An old maxim that can be found in both children’s poems and ancient wisdom writings asks that you ask yourself a few simple questions before you speak: Is it true? Is it kind? Is it necessary?
While I don’t necessarily think it is necessary for every communique between two humans to be kind or necessarily necessary (what is necessary? I talk about vapid stuff a lot.), it has been my experience that it is best to follow another old maxim when speaking up — “Pick Your Battles.”
When you complain or rant all of the time, the effectiveness of your complaining or ranting dwindles drastically. Instead of complaining, you should seek solutions to problems and then present a solved problem versus just adding your voice to the larger cacophony of the unhappy and unsatisfied. This way, when a situation comes up you need to complain about because there is no solution you are capable of implementing, the complaint is viewed more seriously based on your “can-do” spirit in other situations.
This is where you have a hill to die on. Your voice should count and be treated with respect, and you stand firm until it does and is. In short: don’t dig your feet in too often, but when you do, wear cleats.
And ranting? Save big rants for the big things…too point out injustice, bad behavior or to solve the world’s problems.

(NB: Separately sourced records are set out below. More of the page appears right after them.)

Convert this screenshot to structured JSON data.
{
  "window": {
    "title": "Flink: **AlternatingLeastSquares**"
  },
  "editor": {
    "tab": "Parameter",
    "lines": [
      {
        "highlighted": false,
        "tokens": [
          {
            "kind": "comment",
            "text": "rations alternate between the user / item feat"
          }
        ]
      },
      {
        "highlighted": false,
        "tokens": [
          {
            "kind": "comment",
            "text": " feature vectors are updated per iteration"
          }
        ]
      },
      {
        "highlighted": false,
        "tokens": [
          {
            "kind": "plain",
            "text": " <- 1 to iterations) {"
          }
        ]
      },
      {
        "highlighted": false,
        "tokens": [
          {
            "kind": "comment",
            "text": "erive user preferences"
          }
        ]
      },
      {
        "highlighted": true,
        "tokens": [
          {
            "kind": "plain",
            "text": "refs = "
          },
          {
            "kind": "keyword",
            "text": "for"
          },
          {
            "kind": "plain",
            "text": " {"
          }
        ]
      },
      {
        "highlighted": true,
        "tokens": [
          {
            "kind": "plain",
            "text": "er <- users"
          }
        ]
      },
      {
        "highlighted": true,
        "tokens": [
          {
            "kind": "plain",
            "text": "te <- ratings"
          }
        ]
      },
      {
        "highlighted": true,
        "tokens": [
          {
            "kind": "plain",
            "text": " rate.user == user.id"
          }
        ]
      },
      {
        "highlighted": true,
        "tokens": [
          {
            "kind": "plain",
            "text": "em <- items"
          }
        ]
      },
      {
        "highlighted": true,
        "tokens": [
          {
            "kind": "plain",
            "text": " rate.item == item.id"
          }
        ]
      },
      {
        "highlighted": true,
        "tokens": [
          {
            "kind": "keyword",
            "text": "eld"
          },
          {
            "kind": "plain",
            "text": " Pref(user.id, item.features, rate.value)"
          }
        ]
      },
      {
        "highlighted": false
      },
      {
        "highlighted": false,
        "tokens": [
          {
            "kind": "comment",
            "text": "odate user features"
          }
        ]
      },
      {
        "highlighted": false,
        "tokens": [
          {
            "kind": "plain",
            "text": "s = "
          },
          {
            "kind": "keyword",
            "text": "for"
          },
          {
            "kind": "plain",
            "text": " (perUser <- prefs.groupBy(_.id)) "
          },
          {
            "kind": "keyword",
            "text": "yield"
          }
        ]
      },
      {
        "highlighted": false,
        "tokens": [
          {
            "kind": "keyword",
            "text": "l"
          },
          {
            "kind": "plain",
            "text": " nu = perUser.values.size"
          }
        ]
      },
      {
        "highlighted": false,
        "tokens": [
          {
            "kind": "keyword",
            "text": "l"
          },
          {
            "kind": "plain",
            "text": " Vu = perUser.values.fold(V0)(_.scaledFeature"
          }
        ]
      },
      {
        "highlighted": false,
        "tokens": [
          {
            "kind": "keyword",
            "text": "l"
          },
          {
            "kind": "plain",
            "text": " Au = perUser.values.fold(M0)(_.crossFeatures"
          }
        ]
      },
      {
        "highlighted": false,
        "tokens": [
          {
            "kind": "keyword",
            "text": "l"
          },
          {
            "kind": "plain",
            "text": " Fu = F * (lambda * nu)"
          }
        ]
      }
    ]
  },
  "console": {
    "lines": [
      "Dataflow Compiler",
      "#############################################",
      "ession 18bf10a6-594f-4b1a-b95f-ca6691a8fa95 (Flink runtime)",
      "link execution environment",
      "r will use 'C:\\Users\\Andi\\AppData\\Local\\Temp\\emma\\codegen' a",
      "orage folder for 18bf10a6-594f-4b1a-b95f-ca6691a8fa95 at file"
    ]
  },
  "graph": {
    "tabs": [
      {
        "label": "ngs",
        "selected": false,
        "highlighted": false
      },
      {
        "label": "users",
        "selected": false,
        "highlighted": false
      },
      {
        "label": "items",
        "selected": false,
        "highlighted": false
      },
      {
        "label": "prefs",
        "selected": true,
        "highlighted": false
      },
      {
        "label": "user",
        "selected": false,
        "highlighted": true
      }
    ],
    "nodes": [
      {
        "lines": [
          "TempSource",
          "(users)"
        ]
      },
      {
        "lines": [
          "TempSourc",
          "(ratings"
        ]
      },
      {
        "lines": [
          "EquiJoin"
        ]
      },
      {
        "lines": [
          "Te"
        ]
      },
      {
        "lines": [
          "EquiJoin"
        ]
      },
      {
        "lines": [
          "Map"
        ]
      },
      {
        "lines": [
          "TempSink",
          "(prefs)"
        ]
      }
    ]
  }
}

Save your little rants for your friends and tortilla chips and salsa. Avoid tirades without tacos.